Campylobacter jejuni Debra Cartagena
C. jejuni is an emerging food borne pathogen. This microorganism is gram negative, curved and rod-shaped. C. jejuni is microaerophilic, meaning this microorganism requires an environment with reduced levels of oxygen. Because of this characteristic, the organism requires 3 to 5% oxygen and 2 to 10% carbon dioxide. This microorganism grows best at 370C to 420C with a pH less than or equal to 5.0 and salinity.
C. jejuni is now recognized as a serious pathogen. It is the leading cause of bacterial diarrhea illness in the United States. C. jejuni causes the illness Campylobacteriosis, also known as Campylobacter Enteritis or Gastroenteritis. The history of C. jejuni can be traced back to 1886 when Escherich observed organisms resembling Campylobacters in children with diarrhea. In 1913, McFaydean and Stockman isolated Campylobacters in fetal tissue of aborted sheep. In 1957, King isolated related Vibrio from blood samples of children with diarrhea. However, the break through occurred in 1972 when clinical microbiologists in Belgium isolated Campylobacters from stool samples of patients with diarrhea. The development of selective growth media in the 70’s allowed more labs to test stool samples for Campylobacters.
Major symptoms of Campylobacteriosis is diarrhea that can be watery or sticky and contain blood and fecal leukocytes. Other symptoms include, fever, abdominal pain, nausea, headache, and muscle pain. The illness occurs two to five days after ingestion and usually lasts seven to ten days.
There is a target population when dealing with this microorganism. It is possible for anyone to have a C. jejuni infection. However, in the United States, infants have the highest age-specific Campylobacters isolation rate. As age increases in children rates decline until reaching young adulthood. Young adults also have a high age-specific Campylobacters isolation rate.
Isolation procedures from infected individuals require special antibiotic containing media and a special microaerophillic atmosphere. The recovery from foods is very difficult because C. jejuni is usually present in very low numbers. It doesn’t take much of the bacteria to infect a host.
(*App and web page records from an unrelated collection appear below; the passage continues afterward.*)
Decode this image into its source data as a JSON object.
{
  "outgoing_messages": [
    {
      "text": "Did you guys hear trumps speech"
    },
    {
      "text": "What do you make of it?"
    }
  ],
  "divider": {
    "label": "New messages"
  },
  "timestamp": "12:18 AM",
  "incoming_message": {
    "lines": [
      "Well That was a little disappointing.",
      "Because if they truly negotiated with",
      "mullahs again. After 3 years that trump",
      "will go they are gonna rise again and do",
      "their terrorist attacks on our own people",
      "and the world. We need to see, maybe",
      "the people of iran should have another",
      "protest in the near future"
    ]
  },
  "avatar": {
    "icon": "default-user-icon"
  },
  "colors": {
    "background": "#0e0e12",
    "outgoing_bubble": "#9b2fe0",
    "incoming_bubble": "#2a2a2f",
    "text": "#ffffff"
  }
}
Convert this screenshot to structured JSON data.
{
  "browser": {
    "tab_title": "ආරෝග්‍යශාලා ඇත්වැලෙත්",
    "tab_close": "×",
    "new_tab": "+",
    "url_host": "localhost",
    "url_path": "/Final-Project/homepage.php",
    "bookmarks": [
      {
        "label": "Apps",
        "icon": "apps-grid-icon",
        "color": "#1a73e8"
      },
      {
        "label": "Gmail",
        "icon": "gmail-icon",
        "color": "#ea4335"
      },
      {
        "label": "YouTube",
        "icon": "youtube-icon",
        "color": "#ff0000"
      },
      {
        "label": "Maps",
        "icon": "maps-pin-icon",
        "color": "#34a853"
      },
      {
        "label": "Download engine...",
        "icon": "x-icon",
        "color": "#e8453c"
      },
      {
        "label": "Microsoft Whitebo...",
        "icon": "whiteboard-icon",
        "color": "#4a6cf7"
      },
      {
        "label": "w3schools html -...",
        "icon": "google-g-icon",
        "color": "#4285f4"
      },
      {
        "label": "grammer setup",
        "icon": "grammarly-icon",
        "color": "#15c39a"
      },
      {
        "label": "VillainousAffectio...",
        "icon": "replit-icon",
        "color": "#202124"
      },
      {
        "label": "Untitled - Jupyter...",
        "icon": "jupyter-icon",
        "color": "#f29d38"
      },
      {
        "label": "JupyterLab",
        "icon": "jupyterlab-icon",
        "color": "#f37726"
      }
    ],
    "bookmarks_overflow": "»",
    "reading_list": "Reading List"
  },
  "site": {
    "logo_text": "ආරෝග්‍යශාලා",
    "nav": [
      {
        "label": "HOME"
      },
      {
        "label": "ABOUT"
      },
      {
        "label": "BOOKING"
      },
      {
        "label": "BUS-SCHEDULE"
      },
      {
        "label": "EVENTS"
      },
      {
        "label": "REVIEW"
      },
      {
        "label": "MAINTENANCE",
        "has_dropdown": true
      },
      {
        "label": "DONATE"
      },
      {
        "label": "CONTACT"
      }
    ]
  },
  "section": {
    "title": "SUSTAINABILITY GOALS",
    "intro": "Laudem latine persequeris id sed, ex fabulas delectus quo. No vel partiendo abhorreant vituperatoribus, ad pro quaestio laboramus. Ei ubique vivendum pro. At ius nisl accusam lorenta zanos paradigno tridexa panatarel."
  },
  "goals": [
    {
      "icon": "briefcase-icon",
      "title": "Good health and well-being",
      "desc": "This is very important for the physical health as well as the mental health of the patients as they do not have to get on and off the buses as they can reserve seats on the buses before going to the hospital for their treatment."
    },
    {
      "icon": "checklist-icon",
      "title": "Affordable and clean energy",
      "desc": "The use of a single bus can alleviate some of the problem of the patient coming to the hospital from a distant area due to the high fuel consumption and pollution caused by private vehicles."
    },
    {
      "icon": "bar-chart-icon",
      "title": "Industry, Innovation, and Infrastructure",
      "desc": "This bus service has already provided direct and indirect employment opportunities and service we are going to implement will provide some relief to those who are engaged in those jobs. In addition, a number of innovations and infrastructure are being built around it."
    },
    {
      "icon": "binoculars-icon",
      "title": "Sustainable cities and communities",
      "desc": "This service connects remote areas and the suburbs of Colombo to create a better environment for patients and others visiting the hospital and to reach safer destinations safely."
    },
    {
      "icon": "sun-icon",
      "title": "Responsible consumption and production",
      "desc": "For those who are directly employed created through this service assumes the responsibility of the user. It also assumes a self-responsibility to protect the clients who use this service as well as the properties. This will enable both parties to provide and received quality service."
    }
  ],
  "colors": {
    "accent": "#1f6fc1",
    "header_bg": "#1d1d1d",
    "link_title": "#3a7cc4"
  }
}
The technique requires enrichment broths containing antibiotics, a microareophillic environment and elevated levels of carbon dioxide. Isolation may take days up to a week.
The main food associated with C. jejuni is chicken. Many healthy chickens carry this bacterium in the digestive tracts. If chicken is fully cooked the bacteria dies. Raw milk is another source of the infection. Pasteurized milk contains none of the bacteria. Non-chlorinated drinking water may be another source of the bacteria.
The treatment for C. jejuni infections usually involves fluid and electrolyte replacement. Antibiotic treatments may be necessary for patients with high fever, bloody stool, or more than eight stools in a twenty-four hour period. Antimicrobial therapy soon after developing symptoms can reduce the duration of the illness from ten to five days.
*Disclaimer - This report was written by a student participaring in a microbiology course at the Missouri University of Science and Technology. The accuracy of the contents of this report is not guaranteed and it is recommended that you seek additional sources of information to verify the contents.
Return to Missouri S&T Microbiology HomePage Go to DJW's HomePage
This Document is maintained by djwesten@ mst.edu